On Wednesday Sébastien Fanti, a lawyer from the canton of Valais, presented the first international treaty on the rights of robots at a conference in Shanghai, reported daily Le Matin.
The Lexing conference brought together lawyers from all over the world to discuss the legal implications of robotics and related areas.
According to Fanti, the law is falling behind technology, which could have serious consequences for the use of robots in daily life, such as driverless cars.
“If the algorithm must choose between braking and killing the passenger who is isn't wearing a seatbelt or running over the pedestrian on the crossing, what will it do?,” Fanti told the paper.
Switzerland is at the forefront of the driverless vehicle revolution, with the city of Sion in the Valais being one of the first towns in the world to pilot driverless buses on the streets.
As well as protecting us from machines, the treaty would apply in reverse, too.
Fanti, who owns a robot himself and has observed people's reactions to it, pointed out that many people don't consider certain robots as machines or objects “because they have too much autonomy”.
As such, we must learn to live together and put laws in place to protect both human and robot, warned Fanti.

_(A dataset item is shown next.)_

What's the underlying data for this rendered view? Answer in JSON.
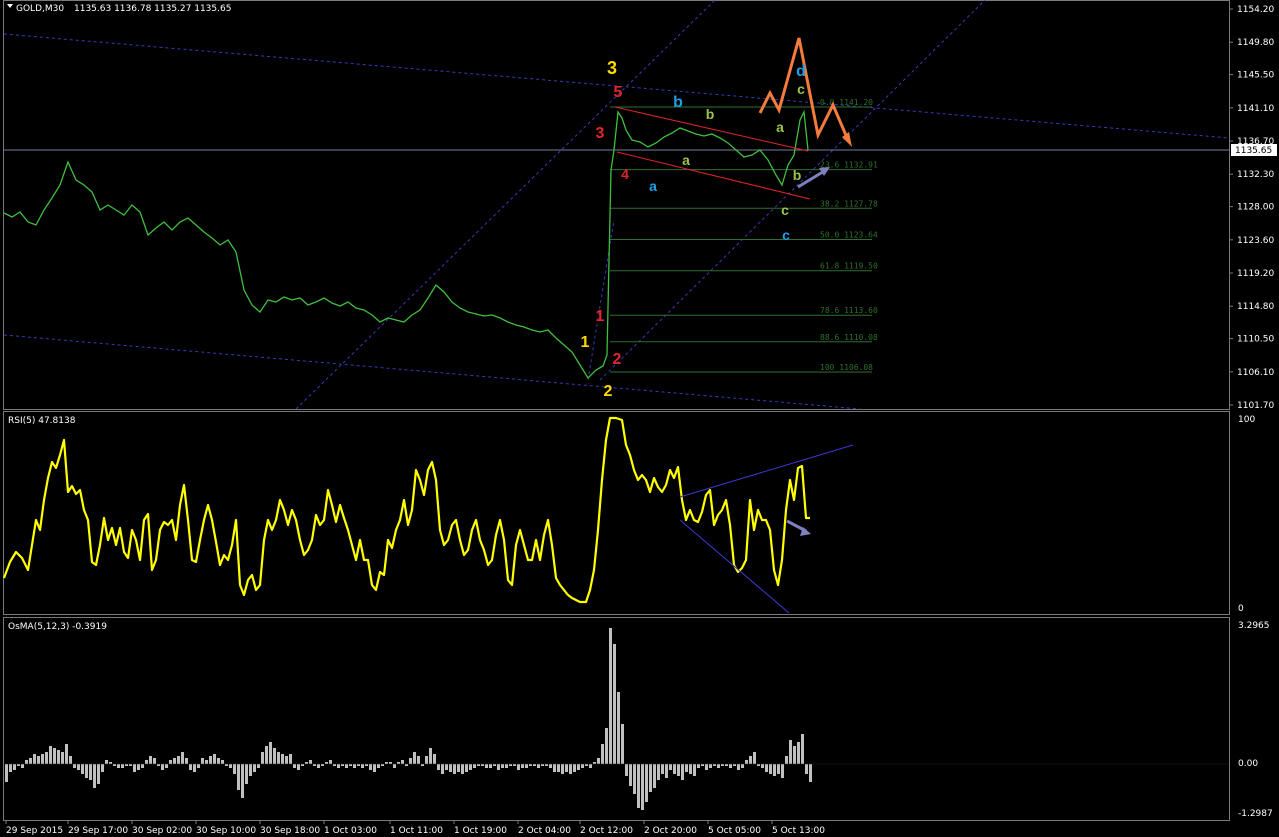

“In ten years I think there will be some abuse towards robots. We must have laws, otherwise it will be a real shambles,” he said.
Fanti's published text outlines the challenges that robots present and compares the current varying responses of 17 countries, including Switzerland.
An international treaty on the subject is necessary to “standardize the rules at international level because the robots could be made in China but used in the entire world,” he told Le Matin.
“Robots are the future and they will be everywhere in our daily life. If we don't act, if we don't put laws in place, there will be deaths.”
Earlier this year experts at the World Economic Forum in Davos said robots were being developed that could correct children's homework, sort the laundry and help those needing care in the home.
But they also warned about the dangers of developing “killer robots”, meaning robotic weapons with artificial intelligence that could be used in warfare.
In 2015 around 1,000 scientists said in an open letter than the development of autonomous weapons – as opposed to drones controlled by humans – could be possible within years, and called for a ban on offensive weapons that are beyond meaningful human control.